500 year old Quercus suber

The huge cork oak tree

Close-up

Close-up of the cork oak tree

The Monet style bridge over the large ornamental pond was picture-perfect, a big Corymbia citriodora along the water’s edge added shade to an otherwise sun-baked area. It was a massive specimen, I was amazed to hear it had been grown from seed in 1984. The scent of citrus from the crushed foliage was telling as to why it is commonly known as the lemon-scented gum. It had a friend in the form of an adorable Siamese kitten basking in the shade, she was so cute I wanted to take her home!

Corymbia citriodora

Corymbia citriodora

Very cute Siamese kitten!

Very cute Siamese kitten!

Another example of a mature specimen was Eucalyptus macrocarpa, with stunning red flowers which were similar to Banksia blooms. Tipuana tipu, the Pride of Bolivia, also had stunning vivid yellow pea-like flowers. It’s the only member of the genus Tipuana.

I noticed palms we had seen before, such as Trachycarpus fortunei and Chamaerops humilis. A more unusual one was Dypsis decaryi, the triangle palm, which is native to Madagascar. It’s famously known for its tristichously arranged leaves that form a triangle.

Eucalyptus macrocarpa flower

Eucalyptus macrocarpa flower

Collection of Aechmea sp.

Collection of Aechmea sp.

I recognised Robinia pseudoacacia, the black locust tree, with hanging clusters of scented white flowers. It’s a rapid growing, deciduous tree native to North America which is a common sight in streets and parks in England. Not one of the plants I was expecting to see in the Algarve!

Another view of the garden

View of the garden from the pond

Dracaena draco trees

Dracaena draco trees

A particularly gorgeous shrub was Leptospermum scoparium, the New Zealand tea tree. It had vivid pink flowers which were practically glowing in the sunshine. Petrea volubilis had purple flowers like jasmine, a beautiful climber a tad like a tropical Wisteria.

Leptospermum scoparium

Leptospermum scoparium

View of the ornamental pond

View of the ornamental pond

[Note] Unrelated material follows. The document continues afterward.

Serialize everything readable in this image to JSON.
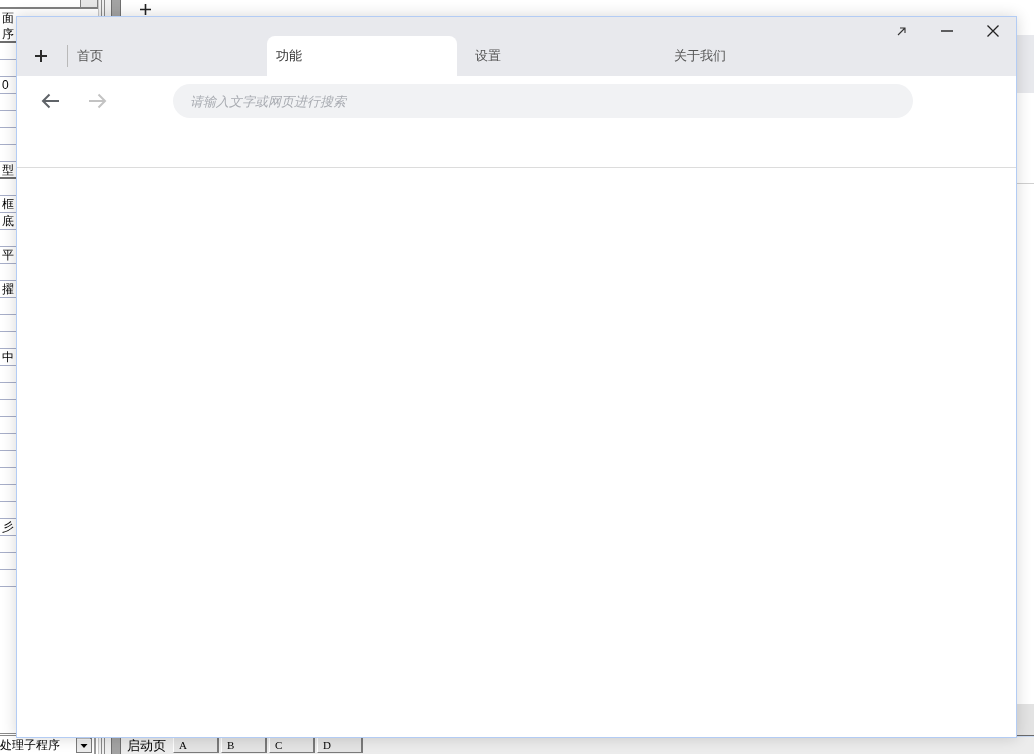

Euphorbia cotinifolia, the copper bush, had deep burgundy foliage, similar to Cotinus. I loved the contrast it gave against the brilliant blue sky. Streptosolen jamesonii was a bright, evergreen shrub, its clusters of flowers change from yellow to red. It was easy to see why it’s commonly known as the marmalade bush!

Viv’s time living in the Canary Isles showed in the many choice exotic plants and trees, like the dragon trees Dracaena draco, Hibiscus rosa-sinensis and other succulents.

PGG trainees with Viv and Rosie

PGG trainees with Viv Hirst and Rosie Peddle, photo by Viv's husband

We had a quick scout round the wildflower area just outside Viv’s garden and found the common broomrape Orobanche minor as well as Opuntia ficus-indica and Echium plantagineum growing en masse.

Orobanche minor

Orobanche minor Crop

My least favourite garden!

Horrible WAG house and garden

We also saw a prime example of the type of garden not to have in the Algarve. . . It was an opposing looking house with formal lawns and hedging surrounding a huge swimming pool. Give me Viv’s garden over that any day!

Plants noted:

  • Aechmea sp.
  • Chamaerops humilis
  • Citharexylum spinosum
  • Corymbia citriodora
  • Cupressus sempervirens
  • Cycas revoluta
  • Dracaena draco
  • Duranta repens
  • Dypsis decaryi
  • Echium plantagineum
  • Eucalyptus macrocarpa
  • Euphorbia cotinifolia
  • Hibiscus rosa-sinensis
  • Justicia adhatoda
  • Kalanchoe beharensis
  • Leptospermum scoparium
  • Melianthus major
  • Musa sp.
  • Opuntia ficus-indica
  • Orobanche minor
  • Petrea volubilis
  • Quercus suber
  • Robinia pseudoacacia
  • Schinus molle
  • Senna didymobotrya
  • Spathodea campanulata
  • Streptosolen jamesonii
  • Tipuana tipu
  • Trachycarpus fortunei
  • Wisteria sinensis

NaBloPoMo_2015

Advertisements

7 thoughts on “PGG Study Tour of the Algarve – Garden Visits (Part 2)

What are your thoughts?

Fill in your details below or click an icon to log in:

WordPress.com Logo

You are commenting using your WordPress.com account. Log Out / Change )

Twitter picture

You are commenting using your Twitter account. Log Out / Change )

Facebook photo

You are commenting using your Facebook account. Log Out / Change )

Google+ photo

You are commenting using your Google+ account. Log Out / Change )

Connecting to %s